NJ: I mean, in Ticket to Tewkesbury, I had to be very careful with old people and young people, that I wasn't killing somebody off, and then having them say something two chapters later. So I had to spreadsheet a family tree, and colour code births, marriages and deaths, and the deaths were all blotted out in black, quite appropriately! So, you meet a black mark, and you can't use that character again. So, some things do go wrong. This is where Rob Eldridge popped up. He's my editor. Rob is... merciless with his editing. He'll say, 'Hang on a minute, Phil. Are you sure you want to do that? Because this character isn't actually in the country at the time.' And this is the kind of guy he is. He will take all the things I've written to pieces, and put them back together and say, 'Right. That now fits with that.' You get so close to something, and you can't see what's wrong.
NJ: Now this is one of the dangers. And Rob's absolutely brilliant.
HM: So, your name. Why have you used the pen name Neal James?
NJ: Because Philip Neale is an accountant. Always has been, always will be. And accountants don't write books.
HM: I see.
NJ: Neal James is the reversal of my son’s name.
HM: Ahh, OK.
NJ: And he's expecting a commission………I don't think so.
HM: So, what's next for you? Have you started on another book?
NJ: Well, the next one, and the book cover's being designed, is called Threads of Deceit. Just needs a final editing. And the designer is a guy called Dennis Eldridge, who is a professional photographer. The one after that is Full Marks. This is Dennis Marks, my stock detective. He's under investigation. All kinds of things being suggested about his character and his professional abilities. And it's how he gets out of it. And he's tied in with a guy called George Watkinson, who pops up in Ticket to Tewkesbury. So we're pulling characters in from two of the books I've already written. And that one, Rob's got that for editing at the moment. So we'll get that back after Christmas. And then we roll on to other books like Day of The Phoenix, which is a sequel to Ticket to Tewkesbury. I'm writing that at the moment. And that will pick up at the end of Ticket to Tewkesbury and drive the plot forward to 2010. So we're going to be covering eight years there, up to the General Election. Oops, I gave the plot away, didn't I?!
HM: So you're very busy then! I mean, do you ever get confused where you are, and with which characters?
NJ: No. I've got a science fiction novel of which I've written three chapter – it’s called ‘The Rings of Darelius’. I've dropped that one now, that's on the back burner, and I won't pick it up again until there's time. So, ‘Day of The Phoenix’ is the one at the front at the moment.
HM: I can't believe I just asked you if you got confused when you have spreadsheets of things [so] you don't get confused.
NJ: Oh, they are, you can have errors in spreadsheets. Don't ever run away with the fact that spreadsheets are perfect. They're not!

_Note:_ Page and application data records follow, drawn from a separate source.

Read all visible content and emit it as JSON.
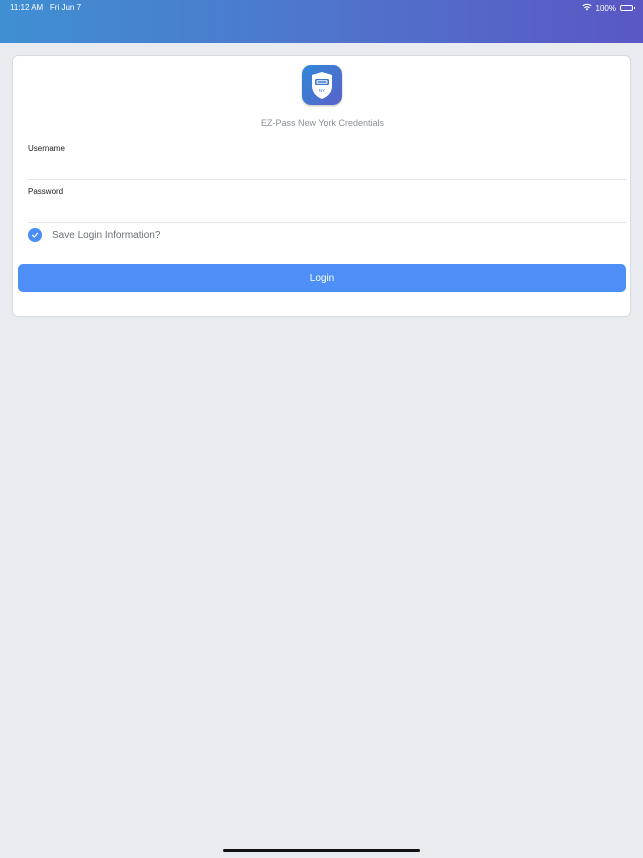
{
  "status_bar": {
    "time": "11:12 AM",
    "date": "Fri Jun 7",
    "battery": "100%"
  },
  "card": {
    "icon_text": "NY",
    "subtitle": "EZ-Pass New York Credentials",
    "username": {
      "label": "Username",
      "value": ""
    },
    "password": {
      "label": "Password",
      "value": ""
    },
    "save_login": {
      "label": "Save Login Information?",
      "checked": true
    },
    "login_button": "Login"
  },
  "colors": {
    "header_start": "#3f8fd3",
    "header_end": "#5a57c4",
    "accent": "#4d8ff6",
    "background": "#e8ebef"
  },
  "icons": [
    "wifi-icon",
    "battery-icon",
    "checkmark-icon",
    "app-icon"
  ]
}
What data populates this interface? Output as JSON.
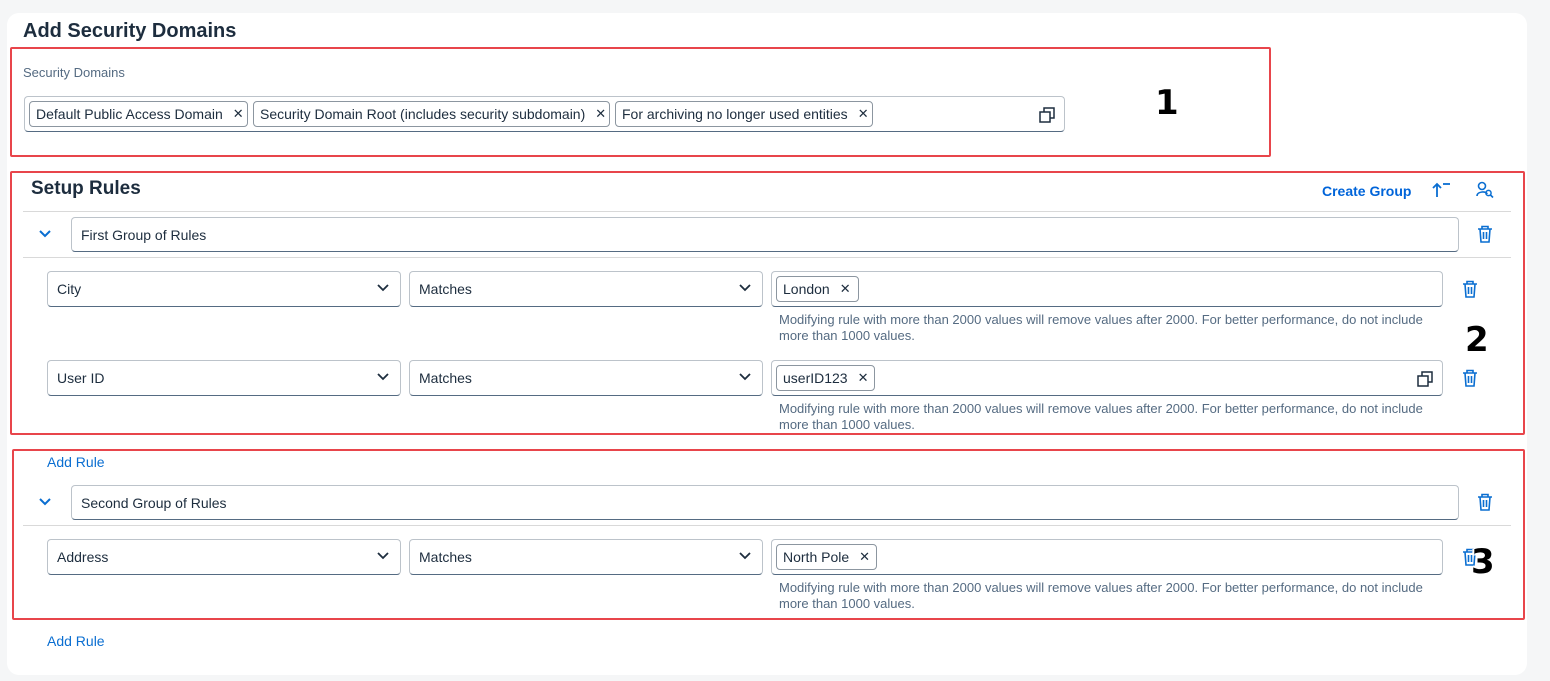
{
  "page": {
    "title": "Add Security Domains"
  },
  "security_domains": {
    "label": "Security Domains",
    "tokens": [
      "Default Public Access Domain",
      "Security Domain Root (includes security subdomain)",
      "For archiving no longer used entities"
    ]
  },
  "setup_rules": {
    "title": "Setup Rules",
    "create_group_label": "Create Group",
    "groups": [
      {
        "name": "First Group of Rules",
        "add_rule_label": "Add Rule",
        "rules": [
          {
            "attribute": "City",
            "operator": "Matches",
            "values": [
              "London"
            ],
            "hint": "Modifying rule with more than 2000 values will remove values after 2000. For better performance, do not include more than 1000 values."
          },
          {
            "attribute": "User ID",
            "operator": "Matches",
            "values": [
              "userID123"
            ],
            "hint": "Modifying rule with more than 2000 values will remove values after 2000. For better performance, do not include more than 1000 values."
          }
        ]
      },
      {
        "name": "Second Group of Rules",
        "add_rule_label": "Add Rule",
        "rules": [
          {
            "attribute": "Address",
            "operator": "Matches",
            "values": [
              "North Pole"
            ],
            "hint": "Modifying rule with more than 2000 values will remove values after 2000. For better performance, do not include more than 1000 values."
          }
        ]
      }
    ]
  },
  "callouts": [
    "1",
    "2",
    "3"
  ],
  "colors": {
    "accent": "#0a6ed1",
    "annotation_border": "#e8454b",
    "text": "#1d2d3e",
    "muted": "#556b82"
  },
  "icons": {
    "token_remove": "close-icon",
    "value_help": "value-help-icon",
    "sort": "sort-ascending-icon",
    "user_search": "user-search-icon",
    "delete": "trash-icon",
    "collapse": "chevron-down-icon",
    "dropdown": "chevron-down-icon"
  }
}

NJ: But an idea popped up the other day for another book, and I've done the schematic on that. It's called Dreamer. What happens if you could dream, and the dreams came true? And you could control those dreams? That one's scary, isn't it?
HM: Mmm. Some people would say that's true.
NJ: It's kind of prophetic, but the dreams only come true if you tell somebody about them.
HM: Ahh, that's interesting.
NJ: So, it's going to be centred on a little boy, who doesn't realise his power. And nobody realises his power until he gets into his teens, then certain people in certain governments realise he has a power that they can use. It's going to get very, very nasty and complicated.
NJ: And that's another genre I'm sort of shooting off into.
HM: I was going to say, would you experiment with other genres?
HM: Ahh, I see. So you can make a story out of anything, you reckon?
NJ: You're very welcome Hannah. Thank you very much indeed.